Liker: How long did you stay in the circle?

Minoura: Eight hours!

Liker: Eight hours?!

Minoura: In the morning Mr. Ohno came to request that I stay in the circle until supper and after that Mr. Ohno came to check and asked me what I was seeing. And of course, I answered, "There were so many problems with the process…" But Mr. Ohno didn't hear. He was just looking.

Liker: And what happened at the end of the day?

Minoura: It was dinner time. He came to see me. He didn't take any time to give any feedback. He just said gently, "Go home."

While Mr. Ohno's style would probably not work in most plants or organizations, his determination to help his current and future leaders to understand the work by "go and see" is something that we can all learn from.




Could you imagine standing in a circle watching a process for over 8 hours? Most of us think that doing so for only 30 minutes would be absurd. However, could you imagine how much you'd know and understand about that process? Could you imagine the credibility you could gain? Could you imagine the new ideas and thoughts for improvement that could come to your mind?

How can you go and see with your staff?


In my third year of serving as a principal, the office staff and I took a course on office efficiency. The main goal of this course was to create more efficient processes and to free up my time. Doing so would allow me to spend more time with teachers. The instructor asked us to spend 2 full days doing nothing but sitting near our secretaries and taking notes. I had thought that I knew what our secretaries did each day. Besides, my office was right next to theirs and I had large glass windows that allowed me to see at all times what was going on. Yet, the instructor insisted that I take the time to watch them do their work. So, I arranged my schedule and spend all Monday and Thursday simply watching. Boy, did I learn a lot!

First, the secretaries were obviously nervous. They too didn't see the point in me watching them all day. However, I had a good relationship with them and they knew I was doing this to help us understand how to be more efficient, not to find ways to criticize their work. Second, although I had a good idea of the major processes that our secretaries took care of each day, I had no idea how many little things they did. The questions from teachers, the phone calls from parents, the students and their many, many requests. Truly, my eyes were opened through this experience. From that point forward I had a much greater understanding and much greater respect for their work. Interestingly, since I knew their work better, we made better decisions in running the school and they saw it. Because of this, there was a stronger connection between our secretaries and myself.
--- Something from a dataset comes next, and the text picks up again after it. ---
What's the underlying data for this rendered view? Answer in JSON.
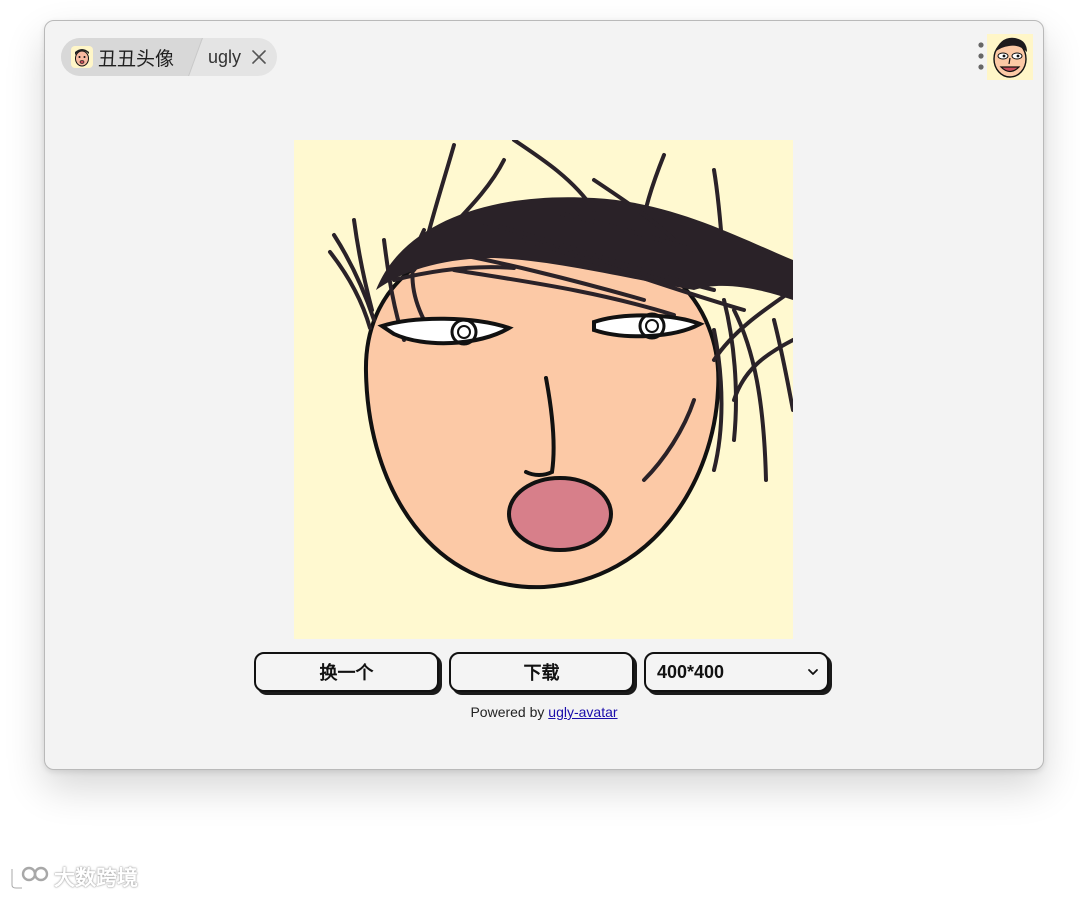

Too often we assume that we know what is going on. Too often we assume that we understand the work. Too often we rely upon others for an understanding of what's happening. Even if you have done the work before, it's imperative that we stop and "go and see" so that we can truly understand.

Bryan Geary and Carlton Sorrell in their book On the Plant Floor (a great book by the way), state this: "Actively remaining engaged will require a considerable amount of time on the plant floor. This will reduce the number of meetings, conference calls, and time in the office sitting on your blessed assurance." They suggest that if you are more comfortable sitting in your office than you are walking the floor, then you've got your priorities backwards. Unfortunately, many leaders are more comfortable in their offices. Taking time to walk the floor will make you an uncommon leader and will help you build the competence that people need to see to connect with you.

If you think this is just going to happen, good luck. It's not. We must be intentional in our genchi genbutsu. When leading a school, I'd purposely scheduled 4-hour chunks of time twice a week with nothing on the agenda but to "go and see." That is, I sat in classrooms, observed teachers, watch the lunchroom, talked to students, did bus duty, and so on. Certainly, it was difficult to prioritize this as there were many distractions that tried to interfere with my observations, but I was determined to really understand what was going on so I had to "go and see."